This semester, I was a teaching assistant for a class with about fifty students. The final exam was on a Friday afternoon from 2:00-3:00 PM. Two students did not show up for the exam; we’ll call them X and Y. With a stack of fifty exams, though, I didn’t have time to go through and double-check that every student was present.
Student X e-mailed the professor around 5:00 PM in a panic. She had overslept, she said, and she missed the exam. Could she make it up? Though I was dubious of how one could “oversleep” until 5:00 PM, the professor allowed this student to make up the exam on Monday.
Then, while X is taking the exam on Monday, in walks Y. I know very little of Y except what I’ve gleaned from her Facebook thumbnail, which is that she’s quite the partier.
Y approaches the professor and claims one of the most far-fetched things I’ve ever heard of: A week prior to the exam, Y e-mailed the professor and asked, “Do I have to take the exam on Friday?” (Bear in mind that there was no reason for Y to legitimately think she may not have to take this test—everyone else in the class was taking it. It was a ridiculous question.) Since she did not receive an individual response from the professor, she assumed that she was indeed special and did not have to take the exam. What a relief!
The professor looked back through her e-mail history, and sure enough, Y had sent the e-mail—but the professor was too busy at the time and barely read it. (This professor had been busy administering exams to her other class, a class of 350 students, not to mention dealing with a brand-new baby.) So the professor told Y that she should have taken the exam with her classmates instead of waiting for a special invitation.
Y would have none of this. She stamped her foot and pulled out what she thought was her ace-in-the-hole: She looked the professor in the eye and said, “The exam wasn’t on the syllabus,” accenting the word “syllabus” the way some young women accent the word “whatever.” Y really believed this omission excused her absence from the exam. And it’s worse: The exam was actually quite prominently listed on the syllabus.
What I couldn’t believe, when the professor passed this story on to me, was that the student was then allowed—despite her complete lack of valid rationale—to not only take the exam, but to have an additional 24 hours to study because the professor was busy proctoring X’s exam.
I told this professor my opinion—that X probably should have failed the exam, and Y definitely should have failed the exam—and she agreed.

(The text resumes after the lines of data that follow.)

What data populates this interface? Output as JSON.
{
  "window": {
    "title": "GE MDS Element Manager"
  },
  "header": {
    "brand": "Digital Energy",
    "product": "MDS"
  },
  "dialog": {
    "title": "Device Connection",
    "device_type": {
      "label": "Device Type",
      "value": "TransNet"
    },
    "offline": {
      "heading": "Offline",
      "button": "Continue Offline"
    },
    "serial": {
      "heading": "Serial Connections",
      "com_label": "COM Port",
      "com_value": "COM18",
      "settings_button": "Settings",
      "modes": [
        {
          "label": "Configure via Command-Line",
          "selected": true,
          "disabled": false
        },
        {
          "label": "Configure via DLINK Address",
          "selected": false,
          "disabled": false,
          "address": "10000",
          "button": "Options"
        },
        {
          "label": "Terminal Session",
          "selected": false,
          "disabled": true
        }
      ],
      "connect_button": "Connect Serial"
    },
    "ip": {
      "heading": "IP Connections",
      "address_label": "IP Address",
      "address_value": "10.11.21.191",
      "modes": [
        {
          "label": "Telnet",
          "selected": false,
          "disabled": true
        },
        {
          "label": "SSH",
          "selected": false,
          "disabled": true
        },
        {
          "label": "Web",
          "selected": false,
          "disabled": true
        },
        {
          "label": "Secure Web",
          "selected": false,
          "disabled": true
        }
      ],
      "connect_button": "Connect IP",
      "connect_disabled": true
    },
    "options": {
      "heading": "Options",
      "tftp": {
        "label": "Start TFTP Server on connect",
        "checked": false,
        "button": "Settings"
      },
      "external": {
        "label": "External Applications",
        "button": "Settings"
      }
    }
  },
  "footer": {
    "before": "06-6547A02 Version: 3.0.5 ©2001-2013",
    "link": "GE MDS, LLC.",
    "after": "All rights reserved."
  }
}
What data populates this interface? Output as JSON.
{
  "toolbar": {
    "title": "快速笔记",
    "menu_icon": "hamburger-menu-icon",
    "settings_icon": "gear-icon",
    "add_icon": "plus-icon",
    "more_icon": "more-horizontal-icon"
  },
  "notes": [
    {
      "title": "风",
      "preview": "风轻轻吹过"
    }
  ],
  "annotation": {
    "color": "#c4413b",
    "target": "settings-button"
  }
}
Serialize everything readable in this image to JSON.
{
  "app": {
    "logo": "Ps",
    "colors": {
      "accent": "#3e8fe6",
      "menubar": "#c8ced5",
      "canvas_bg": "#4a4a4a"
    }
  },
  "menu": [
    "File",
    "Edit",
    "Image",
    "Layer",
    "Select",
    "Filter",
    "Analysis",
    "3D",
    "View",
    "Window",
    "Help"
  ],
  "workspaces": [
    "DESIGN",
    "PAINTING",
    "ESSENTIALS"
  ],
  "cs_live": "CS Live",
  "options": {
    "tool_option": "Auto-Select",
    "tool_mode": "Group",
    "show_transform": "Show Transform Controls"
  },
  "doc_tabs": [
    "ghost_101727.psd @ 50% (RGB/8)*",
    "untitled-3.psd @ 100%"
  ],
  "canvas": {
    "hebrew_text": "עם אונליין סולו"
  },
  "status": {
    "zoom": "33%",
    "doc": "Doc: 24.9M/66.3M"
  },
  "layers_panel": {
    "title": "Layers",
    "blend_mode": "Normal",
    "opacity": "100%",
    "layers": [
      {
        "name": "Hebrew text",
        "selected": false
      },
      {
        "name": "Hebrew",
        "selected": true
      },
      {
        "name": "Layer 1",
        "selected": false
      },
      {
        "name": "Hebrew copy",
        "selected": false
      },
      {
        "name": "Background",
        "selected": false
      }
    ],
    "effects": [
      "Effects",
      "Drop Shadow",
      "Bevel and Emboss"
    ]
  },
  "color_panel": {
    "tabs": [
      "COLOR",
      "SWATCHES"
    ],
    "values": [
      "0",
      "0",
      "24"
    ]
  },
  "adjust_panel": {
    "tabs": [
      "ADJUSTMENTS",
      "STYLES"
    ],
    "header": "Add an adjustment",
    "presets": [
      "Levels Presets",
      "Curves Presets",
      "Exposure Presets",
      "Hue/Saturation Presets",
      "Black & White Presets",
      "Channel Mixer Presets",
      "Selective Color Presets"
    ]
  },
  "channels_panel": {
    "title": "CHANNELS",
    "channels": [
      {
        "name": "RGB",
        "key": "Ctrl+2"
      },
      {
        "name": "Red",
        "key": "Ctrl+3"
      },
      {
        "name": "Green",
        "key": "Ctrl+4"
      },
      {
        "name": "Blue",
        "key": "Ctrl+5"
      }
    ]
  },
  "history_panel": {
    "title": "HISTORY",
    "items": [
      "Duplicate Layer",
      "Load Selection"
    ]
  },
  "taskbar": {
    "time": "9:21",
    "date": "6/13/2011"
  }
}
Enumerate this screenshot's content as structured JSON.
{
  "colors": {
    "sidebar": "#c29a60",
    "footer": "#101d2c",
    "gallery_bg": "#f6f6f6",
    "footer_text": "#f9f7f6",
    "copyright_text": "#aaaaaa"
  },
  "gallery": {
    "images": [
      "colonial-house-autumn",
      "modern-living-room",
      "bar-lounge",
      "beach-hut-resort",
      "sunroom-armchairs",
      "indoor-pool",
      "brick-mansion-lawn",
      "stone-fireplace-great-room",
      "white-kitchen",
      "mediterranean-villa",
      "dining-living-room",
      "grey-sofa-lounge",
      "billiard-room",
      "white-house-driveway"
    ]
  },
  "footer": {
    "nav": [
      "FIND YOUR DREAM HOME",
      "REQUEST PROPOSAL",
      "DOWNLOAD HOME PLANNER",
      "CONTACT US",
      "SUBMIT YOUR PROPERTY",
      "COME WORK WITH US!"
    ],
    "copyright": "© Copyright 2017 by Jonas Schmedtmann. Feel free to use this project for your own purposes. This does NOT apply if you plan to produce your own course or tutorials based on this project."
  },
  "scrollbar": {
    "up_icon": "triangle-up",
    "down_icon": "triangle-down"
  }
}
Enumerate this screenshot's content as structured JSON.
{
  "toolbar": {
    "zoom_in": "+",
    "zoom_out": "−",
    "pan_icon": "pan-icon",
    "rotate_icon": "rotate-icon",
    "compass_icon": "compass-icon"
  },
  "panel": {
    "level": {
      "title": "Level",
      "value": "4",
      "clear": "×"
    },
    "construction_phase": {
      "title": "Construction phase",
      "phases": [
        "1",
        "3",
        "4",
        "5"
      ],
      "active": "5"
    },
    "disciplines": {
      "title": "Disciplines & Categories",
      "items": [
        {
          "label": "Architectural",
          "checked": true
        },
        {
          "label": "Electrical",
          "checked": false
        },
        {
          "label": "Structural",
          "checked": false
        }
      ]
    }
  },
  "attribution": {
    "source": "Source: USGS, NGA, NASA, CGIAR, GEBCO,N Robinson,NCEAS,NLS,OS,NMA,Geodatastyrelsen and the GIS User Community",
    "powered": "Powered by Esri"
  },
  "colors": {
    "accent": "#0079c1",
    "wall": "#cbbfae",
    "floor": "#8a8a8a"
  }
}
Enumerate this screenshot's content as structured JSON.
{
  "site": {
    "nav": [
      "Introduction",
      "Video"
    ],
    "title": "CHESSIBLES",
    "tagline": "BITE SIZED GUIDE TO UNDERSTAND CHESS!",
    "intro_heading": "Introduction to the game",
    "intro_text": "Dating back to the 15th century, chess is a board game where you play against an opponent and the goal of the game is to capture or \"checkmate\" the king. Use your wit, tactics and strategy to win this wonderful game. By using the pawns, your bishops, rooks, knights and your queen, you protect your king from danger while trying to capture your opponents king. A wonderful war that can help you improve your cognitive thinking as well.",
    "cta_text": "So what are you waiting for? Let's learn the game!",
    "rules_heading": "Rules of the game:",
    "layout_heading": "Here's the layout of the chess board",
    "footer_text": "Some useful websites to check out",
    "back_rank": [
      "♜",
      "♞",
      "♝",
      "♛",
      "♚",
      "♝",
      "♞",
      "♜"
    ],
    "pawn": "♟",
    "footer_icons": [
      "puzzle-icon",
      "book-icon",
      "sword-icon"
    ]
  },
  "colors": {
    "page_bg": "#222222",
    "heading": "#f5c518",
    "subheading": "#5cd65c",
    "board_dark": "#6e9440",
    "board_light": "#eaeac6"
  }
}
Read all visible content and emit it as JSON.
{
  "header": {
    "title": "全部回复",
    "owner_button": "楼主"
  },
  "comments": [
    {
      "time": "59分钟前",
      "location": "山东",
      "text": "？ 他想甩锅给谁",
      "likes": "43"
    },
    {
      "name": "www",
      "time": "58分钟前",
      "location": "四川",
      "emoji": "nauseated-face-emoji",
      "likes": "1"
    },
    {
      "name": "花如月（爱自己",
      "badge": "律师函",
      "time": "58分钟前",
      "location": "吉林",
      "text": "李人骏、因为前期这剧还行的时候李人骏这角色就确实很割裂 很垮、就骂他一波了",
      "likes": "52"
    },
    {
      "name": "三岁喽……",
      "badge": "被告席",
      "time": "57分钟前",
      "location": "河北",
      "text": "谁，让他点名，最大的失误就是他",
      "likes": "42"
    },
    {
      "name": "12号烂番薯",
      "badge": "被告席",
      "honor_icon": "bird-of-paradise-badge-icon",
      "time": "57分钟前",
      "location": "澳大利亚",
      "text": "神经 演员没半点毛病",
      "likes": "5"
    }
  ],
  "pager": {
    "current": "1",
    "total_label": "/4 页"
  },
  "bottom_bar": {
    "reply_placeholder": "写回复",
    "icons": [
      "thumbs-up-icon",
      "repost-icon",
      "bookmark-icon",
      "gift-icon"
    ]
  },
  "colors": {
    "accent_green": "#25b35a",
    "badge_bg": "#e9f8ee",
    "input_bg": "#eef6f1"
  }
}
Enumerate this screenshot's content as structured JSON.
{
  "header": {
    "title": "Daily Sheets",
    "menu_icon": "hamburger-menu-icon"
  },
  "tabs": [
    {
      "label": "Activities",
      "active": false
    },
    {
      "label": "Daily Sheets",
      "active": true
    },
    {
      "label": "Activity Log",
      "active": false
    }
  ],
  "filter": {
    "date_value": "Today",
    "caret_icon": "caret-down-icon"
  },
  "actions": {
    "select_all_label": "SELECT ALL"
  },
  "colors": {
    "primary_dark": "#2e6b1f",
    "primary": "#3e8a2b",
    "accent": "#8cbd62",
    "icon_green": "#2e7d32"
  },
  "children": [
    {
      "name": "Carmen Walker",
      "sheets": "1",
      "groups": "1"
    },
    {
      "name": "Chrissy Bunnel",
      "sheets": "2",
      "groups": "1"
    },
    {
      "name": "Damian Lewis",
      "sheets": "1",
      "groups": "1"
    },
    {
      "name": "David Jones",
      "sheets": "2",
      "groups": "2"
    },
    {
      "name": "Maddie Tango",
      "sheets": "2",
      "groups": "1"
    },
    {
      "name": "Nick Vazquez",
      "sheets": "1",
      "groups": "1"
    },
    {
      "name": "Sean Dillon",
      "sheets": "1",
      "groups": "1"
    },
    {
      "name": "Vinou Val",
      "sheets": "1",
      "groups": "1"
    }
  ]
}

But, she said, when similar cases arose in years past, the scorned students always went to the Department Chair and complained, and he always sided with them. So it wasn’t worth the agony.
Both students passed the class.
And a comment:
The prof didn't shoot herself in the foot. She was stabbed in the back by the Chair. I've had a chair suggest a "Double Zero" for plagiarism case before she breezed past me and made for the non-dairy creamers and stirring spoons. "Double Zero"? Is that like "Double Secret Probation"? Is it suddenly acceptable to pull policy out of my ass? Things I pull out of my ass seldom make the syllabus; though they may surface in a lecture or two.
Most Chairs I've dealt with have actually taught in classroom and understand what I'm going through. Some even lick their chops at the chance to swat these tuition-payers back to Earth. One showed me a file cabinet full of complaints, shut the cabinet door with a laugh and asked how the rest of my semester was going. His final words were, "Don't worry. Let me call her." One Chair had taught so long she would finish my stories, then top them. "Ill see your pissed-off plagiarizing Chancellor-dialer and raise you a mid-term missing malingerer who claims more dead relatives than the Kennedys."
Students fish for loopholes in the syllabus or go tattling to the chair because it's worked in the past. It won't work forever. This is what keeps me sane. That and a cold beer.